Muschamp inherited a program that went 3-9 under Steve Spurrier and Shawn Elliott in 2015 and was picked to finish last in the SEC East at SEC Media Days. The Gamecocks went 6-7, including an overtime loss to an underrated 11-win South Florida team in the Birmingham Bowl.
But the SEC was unusually soft and South Carolina benefited from facing the weakest teams.
More good: Muschamp went with one of the youngest lineups in college football and mixed new guys in on the fly, including quarterback Jake Bentley and running back Rico Dowdle, potential All-SEC players.
Not so good: The Gamecocks looked sloppy and unprepared over large chunks of their last three regular-season games, most notably a 56-7 loss at Clemson. While the school was having trouble filling Williams-Brice Stadium, Muschamp made a marketing blunder when he decided early on not to let freshmen speak with the media – thus way less valuable positive publicity generated by Bentley, Dowdle and others for a program that needs all the salesmanship it can get.
Brent Thompson,The Citadel
All the Bulldogs did in Thompson’s first season as head coach was go 10-2 with his brand of triple-option offense, win the Southern Conference championship outright, go undefeated in FCS regular-season games and host a playoff game for the first time since 1992.
A home playoff loss to Wofford stings, but the Citadel was magnificent in nail-biting SoCon regular-season victories over Mercer, Furman, Chattanooga, Wofford and Samford.
Jamey Chadwell,Charleston Southern
Chadwell’s positive impact at Charleston Southern was so consistent that a 7-4 season coming off the 10-3 of 2015 seems like a bit of a letdown. But the Buccaneers, led by a “Blue Swarm” defense, won their second straight Big South Conference title and made only their second trip to the FCS playoffs.
The schedule was brutal, including an overtime loss in the opener at five-time defending FCS national champ North Dakota State and Florida State.

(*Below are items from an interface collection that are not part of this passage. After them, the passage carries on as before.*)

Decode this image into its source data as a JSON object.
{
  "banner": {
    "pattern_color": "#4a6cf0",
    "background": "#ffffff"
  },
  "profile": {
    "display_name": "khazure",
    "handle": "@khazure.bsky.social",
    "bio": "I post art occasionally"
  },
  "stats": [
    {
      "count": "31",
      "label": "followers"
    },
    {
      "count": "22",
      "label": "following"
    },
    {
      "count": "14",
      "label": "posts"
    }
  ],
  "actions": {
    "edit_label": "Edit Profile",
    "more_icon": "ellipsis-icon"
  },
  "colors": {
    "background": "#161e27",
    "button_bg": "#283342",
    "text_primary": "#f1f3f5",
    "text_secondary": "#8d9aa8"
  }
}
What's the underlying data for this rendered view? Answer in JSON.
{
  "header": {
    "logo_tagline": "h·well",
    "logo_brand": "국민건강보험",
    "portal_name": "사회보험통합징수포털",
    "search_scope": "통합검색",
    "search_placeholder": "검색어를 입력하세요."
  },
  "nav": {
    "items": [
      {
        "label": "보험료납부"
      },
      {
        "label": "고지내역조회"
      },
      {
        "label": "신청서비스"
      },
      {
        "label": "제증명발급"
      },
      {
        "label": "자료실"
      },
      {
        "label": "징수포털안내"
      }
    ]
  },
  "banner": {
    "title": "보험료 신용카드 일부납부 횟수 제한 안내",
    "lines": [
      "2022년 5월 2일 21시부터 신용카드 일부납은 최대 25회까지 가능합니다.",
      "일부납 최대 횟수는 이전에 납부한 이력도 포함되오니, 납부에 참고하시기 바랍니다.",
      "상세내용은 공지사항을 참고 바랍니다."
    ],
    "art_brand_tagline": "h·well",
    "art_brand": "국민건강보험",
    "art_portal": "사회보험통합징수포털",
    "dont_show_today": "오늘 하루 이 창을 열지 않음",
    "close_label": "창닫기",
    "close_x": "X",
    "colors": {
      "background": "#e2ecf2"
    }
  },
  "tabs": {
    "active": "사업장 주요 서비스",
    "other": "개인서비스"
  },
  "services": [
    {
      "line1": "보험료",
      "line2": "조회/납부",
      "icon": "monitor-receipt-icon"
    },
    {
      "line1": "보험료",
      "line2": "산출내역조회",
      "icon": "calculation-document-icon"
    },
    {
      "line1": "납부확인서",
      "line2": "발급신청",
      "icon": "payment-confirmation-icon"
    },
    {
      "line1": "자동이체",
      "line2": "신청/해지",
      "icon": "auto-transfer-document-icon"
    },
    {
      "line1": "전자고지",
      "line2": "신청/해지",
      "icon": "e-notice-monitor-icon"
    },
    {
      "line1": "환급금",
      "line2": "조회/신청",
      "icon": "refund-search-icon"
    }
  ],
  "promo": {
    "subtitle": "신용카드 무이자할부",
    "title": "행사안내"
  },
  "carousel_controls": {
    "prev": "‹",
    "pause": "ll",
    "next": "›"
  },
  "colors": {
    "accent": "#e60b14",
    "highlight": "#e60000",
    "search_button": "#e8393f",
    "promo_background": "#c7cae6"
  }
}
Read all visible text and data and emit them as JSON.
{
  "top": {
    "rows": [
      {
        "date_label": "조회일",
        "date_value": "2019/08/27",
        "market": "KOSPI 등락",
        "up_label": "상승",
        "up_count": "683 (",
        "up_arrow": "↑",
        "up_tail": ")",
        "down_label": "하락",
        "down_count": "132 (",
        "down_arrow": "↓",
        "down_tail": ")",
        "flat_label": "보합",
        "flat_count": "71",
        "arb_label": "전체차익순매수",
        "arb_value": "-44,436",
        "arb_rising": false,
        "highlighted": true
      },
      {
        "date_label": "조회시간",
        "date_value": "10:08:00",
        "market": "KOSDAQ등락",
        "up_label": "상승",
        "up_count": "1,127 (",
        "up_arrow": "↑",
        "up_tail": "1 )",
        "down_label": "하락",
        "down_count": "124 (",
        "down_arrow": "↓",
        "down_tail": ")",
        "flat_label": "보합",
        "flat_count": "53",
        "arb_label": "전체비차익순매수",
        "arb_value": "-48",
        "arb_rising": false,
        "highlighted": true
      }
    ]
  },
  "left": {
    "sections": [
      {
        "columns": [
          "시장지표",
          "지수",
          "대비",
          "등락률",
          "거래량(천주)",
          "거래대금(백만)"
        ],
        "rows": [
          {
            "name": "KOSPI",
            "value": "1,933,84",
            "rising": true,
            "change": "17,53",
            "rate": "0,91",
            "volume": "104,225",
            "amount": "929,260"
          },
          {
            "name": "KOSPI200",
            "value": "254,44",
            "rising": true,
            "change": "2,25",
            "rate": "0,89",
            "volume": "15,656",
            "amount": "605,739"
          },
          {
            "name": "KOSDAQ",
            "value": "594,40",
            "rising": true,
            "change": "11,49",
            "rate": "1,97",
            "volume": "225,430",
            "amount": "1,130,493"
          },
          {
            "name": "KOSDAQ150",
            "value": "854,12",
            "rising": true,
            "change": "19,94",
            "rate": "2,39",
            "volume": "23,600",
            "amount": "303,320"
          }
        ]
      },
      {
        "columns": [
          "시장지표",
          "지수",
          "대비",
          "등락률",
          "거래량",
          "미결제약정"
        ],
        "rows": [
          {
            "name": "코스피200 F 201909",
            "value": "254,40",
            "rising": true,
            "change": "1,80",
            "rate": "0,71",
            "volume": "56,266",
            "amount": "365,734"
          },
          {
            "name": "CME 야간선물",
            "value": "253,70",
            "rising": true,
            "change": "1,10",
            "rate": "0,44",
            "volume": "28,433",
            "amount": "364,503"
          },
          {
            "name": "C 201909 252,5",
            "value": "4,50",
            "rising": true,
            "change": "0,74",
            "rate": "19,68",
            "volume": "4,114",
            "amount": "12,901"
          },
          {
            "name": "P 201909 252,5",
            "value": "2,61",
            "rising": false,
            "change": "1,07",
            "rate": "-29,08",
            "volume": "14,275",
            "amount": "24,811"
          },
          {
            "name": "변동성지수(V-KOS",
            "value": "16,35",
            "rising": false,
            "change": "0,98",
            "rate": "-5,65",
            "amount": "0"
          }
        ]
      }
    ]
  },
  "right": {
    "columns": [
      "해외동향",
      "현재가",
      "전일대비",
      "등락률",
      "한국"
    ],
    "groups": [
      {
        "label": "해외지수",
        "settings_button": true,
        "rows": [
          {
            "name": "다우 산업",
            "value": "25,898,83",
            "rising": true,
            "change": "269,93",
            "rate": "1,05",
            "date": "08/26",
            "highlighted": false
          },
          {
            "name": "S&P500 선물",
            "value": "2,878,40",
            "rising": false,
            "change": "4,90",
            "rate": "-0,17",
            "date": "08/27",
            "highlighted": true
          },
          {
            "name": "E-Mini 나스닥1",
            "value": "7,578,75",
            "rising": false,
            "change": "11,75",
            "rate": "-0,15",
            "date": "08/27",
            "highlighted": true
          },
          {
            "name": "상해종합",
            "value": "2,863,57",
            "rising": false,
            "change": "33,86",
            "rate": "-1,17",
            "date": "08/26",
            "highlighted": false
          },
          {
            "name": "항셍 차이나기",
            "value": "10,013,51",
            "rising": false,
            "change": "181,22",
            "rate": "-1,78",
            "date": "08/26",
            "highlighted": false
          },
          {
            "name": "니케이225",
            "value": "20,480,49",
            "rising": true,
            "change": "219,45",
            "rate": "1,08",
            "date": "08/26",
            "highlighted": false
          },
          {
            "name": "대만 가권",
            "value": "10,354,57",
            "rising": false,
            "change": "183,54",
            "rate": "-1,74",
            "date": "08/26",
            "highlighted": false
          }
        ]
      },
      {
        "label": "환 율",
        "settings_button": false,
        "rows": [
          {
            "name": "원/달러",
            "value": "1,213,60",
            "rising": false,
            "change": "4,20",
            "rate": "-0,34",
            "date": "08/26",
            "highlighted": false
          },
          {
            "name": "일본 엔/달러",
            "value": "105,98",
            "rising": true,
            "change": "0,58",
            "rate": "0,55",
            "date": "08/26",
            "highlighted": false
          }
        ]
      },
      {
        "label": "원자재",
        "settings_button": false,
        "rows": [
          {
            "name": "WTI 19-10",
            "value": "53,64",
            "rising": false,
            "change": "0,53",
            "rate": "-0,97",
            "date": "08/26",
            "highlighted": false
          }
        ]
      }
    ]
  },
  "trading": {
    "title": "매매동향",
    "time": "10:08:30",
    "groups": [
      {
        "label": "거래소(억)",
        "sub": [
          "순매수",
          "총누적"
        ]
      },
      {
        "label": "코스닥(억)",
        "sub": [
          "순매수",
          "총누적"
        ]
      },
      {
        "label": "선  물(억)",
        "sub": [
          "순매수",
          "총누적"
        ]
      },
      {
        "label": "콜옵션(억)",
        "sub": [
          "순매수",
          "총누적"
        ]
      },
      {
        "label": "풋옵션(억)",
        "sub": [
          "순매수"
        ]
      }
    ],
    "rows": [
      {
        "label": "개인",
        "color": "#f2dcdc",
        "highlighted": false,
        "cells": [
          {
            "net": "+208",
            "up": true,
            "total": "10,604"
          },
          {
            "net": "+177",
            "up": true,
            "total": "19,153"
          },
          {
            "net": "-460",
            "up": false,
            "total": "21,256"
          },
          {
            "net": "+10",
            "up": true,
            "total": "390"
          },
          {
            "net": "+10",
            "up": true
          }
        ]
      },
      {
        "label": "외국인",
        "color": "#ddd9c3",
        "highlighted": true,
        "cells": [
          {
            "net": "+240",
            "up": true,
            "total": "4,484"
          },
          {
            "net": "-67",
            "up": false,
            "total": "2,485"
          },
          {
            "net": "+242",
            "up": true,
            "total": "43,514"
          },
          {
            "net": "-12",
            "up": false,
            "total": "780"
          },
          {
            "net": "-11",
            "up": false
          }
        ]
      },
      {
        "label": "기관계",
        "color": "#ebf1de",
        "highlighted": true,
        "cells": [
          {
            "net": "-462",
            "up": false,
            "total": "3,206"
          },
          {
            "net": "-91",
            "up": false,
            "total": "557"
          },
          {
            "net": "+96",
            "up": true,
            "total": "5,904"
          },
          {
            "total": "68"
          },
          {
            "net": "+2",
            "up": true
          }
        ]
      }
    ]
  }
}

Chadwell and an assistant coach were suspended for the Albany State game in response to a Secondary/Level III NCAA recruiting violation, and Chadwell left for an offensive coordinator job at Coastal Carolina last week. He left CSU with a 35-14 record, the first winning record for a program that has had three head coaches.
Buddy Pough,S.C. State
Cost-cutting makes it tougher to win at S.C. State these days, where the Bulldogs have gone from 9-3 in 2013, to 8-4 in 2014, to 7-4 in 2015 to 5-6 in 2016.
On the plus side, Pough artfully handled the publicity that came with 55-year-old running back Joe Thomas, who saw action in the last two games.
It’s a downward trend but anybody would have trouble winning in Orangeburg.
Joe Moglia,Coastal Carolina
The Chanticleers went 10-2 against an odd schedule built to transition from FCS to the FBS Sun Belt Conference. The pair of one-point losses: 27-26 at Jacksonville State and 59-58 to Charleston Southern.
It was not the most challenging slate for a program looking to move up but opponent options were limited. Moglia, Inc., generally made progress.
The Terriers (10-4) fought through injuries – including two downed quarterbacks – to win when it counted. FCS playoff victories over Charleston Southern and the Citadel got Ayers’ triple-option attack all the way to a double-overtime quarterfinals loss at Youngstown State.
Fowler was fired after going 3-8, which included four SoCon losses by a touchdown or less.
An exceptionally nice guy, Fowler couldn’t win more than four games in a season after going 8-6 with a playoff win in 2013.
Nichols resigned after a 2-9 season.
Another nice guy.
Tough gig (Nichols went 21-67 in eight seasons).
Follow Gene Sapakoff on Twitter @sapakoff